British (SAAF 60th Squadron) aerial reconnaissance photo of Auschwitz-Birkenau on August 23, 1944. At this time the frenzied mass murder of Hungarian Jews was underway at Auschwitz during summer 1944. In this image corpses of victims are being incinerated near out door pits because the crematoriums could not keep up. U.S. Holocaust Museum
One of four clandestinely taken photographs inside Auschwitz-Birkenau death camp during August 1944. Known as the Sonderkommando photographs, the image (taken from inside the gas chamber doorway or window to avoid detection) shows prisoners cremating corpses outdoors because the regular crematoria could not keep up with the numbers of people being murdered. Auschwitz-Birkenau Museum
Cropped and enlarged image of the photo above.

It was not until the Allies in the East and West began to liberate the Nazi concentration camps and death camps that there was true outrage from the West. Until images and newsreels of the camps were published the reports on Nazi perpetrated mass murder were just ink and paper. Once soldiers and war correspondents saw for themselves the horrors of the camps – emaciated and starving prisoners, piles of corpses, gas chambers and mounds of ashes the outrage was without limits. The Allies launched a massive police effort and began to investigate and bring to justice the perpetrators of the worst crime in history. Many Nazi perpetrators were caught and brought to justice in the aftermath of the war, while others escaped the dragnet and lived their lives under assumed names. Many of these were later tracked down by the Israeli Mossad or Nazi hunters like Simon Wiesenthal.


[1] Richard Rashke, Escape from Sobibor: Revised and Updated Edition (Delphinium Books. Kindle Edition, 2012), 84.

[2] Ibid. 84.

[3] Ibid. 84-85.

[4] Ibid. 85.

[5] Ibid. 85.

[6] Ibid. 85-86.
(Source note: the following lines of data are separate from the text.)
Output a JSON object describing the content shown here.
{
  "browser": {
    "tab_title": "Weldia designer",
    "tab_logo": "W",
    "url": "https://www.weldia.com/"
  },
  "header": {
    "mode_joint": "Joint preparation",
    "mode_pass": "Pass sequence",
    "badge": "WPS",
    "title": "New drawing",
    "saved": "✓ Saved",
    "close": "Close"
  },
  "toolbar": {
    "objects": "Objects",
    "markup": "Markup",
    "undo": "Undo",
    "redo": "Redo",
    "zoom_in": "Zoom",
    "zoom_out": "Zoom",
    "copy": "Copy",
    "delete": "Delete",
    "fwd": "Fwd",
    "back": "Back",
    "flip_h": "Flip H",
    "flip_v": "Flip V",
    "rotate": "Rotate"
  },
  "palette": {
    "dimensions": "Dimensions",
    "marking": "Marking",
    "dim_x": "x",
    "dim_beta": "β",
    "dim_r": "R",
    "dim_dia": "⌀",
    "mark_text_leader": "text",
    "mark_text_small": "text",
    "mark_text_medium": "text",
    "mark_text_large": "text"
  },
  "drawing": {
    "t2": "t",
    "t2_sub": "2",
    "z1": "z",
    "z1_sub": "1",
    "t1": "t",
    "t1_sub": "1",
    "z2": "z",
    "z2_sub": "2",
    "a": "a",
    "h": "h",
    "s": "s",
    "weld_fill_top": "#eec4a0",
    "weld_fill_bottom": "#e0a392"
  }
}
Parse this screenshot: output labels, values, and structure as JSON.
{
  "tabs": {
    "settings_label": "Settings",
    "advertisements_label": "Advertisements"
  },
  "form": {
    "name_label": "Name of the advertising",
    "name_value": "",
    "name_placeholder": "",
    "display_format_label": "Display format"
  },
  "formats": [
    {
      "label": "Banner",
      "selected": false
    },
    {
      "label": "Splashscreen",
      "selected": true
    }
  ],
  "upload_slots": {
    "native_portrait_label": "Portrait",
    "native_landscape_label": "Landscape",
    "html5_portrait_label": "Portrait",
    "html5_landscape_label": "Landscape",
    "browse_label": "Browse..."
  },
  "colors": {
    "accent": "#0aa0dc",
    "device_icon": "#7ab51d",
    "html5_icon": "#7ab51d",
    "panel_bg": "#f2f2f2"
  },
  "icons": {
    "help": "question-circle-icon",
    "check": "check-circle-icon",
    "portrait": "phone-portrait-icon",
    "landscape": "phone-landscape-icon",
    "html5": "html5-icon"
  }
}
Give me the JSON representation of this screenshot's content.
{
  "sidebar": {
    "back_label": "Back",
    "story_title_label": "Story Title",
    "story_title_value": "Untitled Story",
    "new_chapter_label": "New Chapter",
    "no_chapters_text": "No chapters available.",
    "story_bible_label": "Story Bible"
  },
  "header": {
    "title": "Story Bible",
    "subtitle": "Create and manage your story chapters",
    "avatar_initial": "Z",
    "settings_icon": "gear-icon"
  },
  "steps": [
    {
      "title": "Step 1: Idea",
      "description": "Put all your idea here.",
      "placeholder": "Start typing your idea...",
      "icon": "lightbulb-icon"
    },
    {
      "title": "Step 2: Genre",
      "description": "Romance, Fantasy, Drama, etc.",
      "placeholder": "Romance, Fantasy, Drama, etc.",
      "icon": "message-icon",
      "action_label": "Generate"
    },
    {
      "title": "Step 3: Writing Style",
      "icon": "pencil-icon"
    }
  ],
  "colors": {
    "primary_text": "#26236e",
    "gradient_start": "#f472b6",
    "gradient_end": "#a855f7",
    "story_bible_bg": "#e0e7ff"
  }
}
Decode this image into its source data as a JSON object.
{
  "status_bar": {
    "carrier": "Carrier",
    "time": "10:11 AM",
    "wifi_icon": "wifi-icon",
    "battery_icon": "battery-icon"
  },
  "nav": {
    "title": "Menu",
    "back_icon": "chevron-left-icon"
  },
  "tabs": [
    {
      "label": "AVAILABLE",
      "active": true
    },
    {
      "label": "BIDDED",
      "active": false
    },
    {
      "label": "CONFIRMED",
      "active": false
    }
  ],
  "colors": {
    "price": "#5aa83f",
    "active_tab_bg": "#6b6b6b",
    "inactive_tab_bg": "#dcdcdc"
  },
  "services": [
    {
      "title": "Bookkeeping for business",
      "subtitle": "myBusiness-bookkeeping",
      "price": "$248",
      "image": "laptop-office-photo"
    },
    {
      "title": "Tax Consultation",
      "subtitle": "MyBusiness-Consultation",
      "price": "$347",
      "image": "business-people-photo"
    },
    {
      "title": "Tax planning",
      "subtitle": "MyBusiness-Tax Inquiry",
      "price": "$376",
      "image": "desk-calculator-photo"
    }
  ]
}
[7] Ibid. 86.

[8] Ibid. 83-84.

[9] Laurence Rees, Auschwitz: A New History (PublicAffairs. Kindle Edition, 2005), Kindle Locations 4540-4547.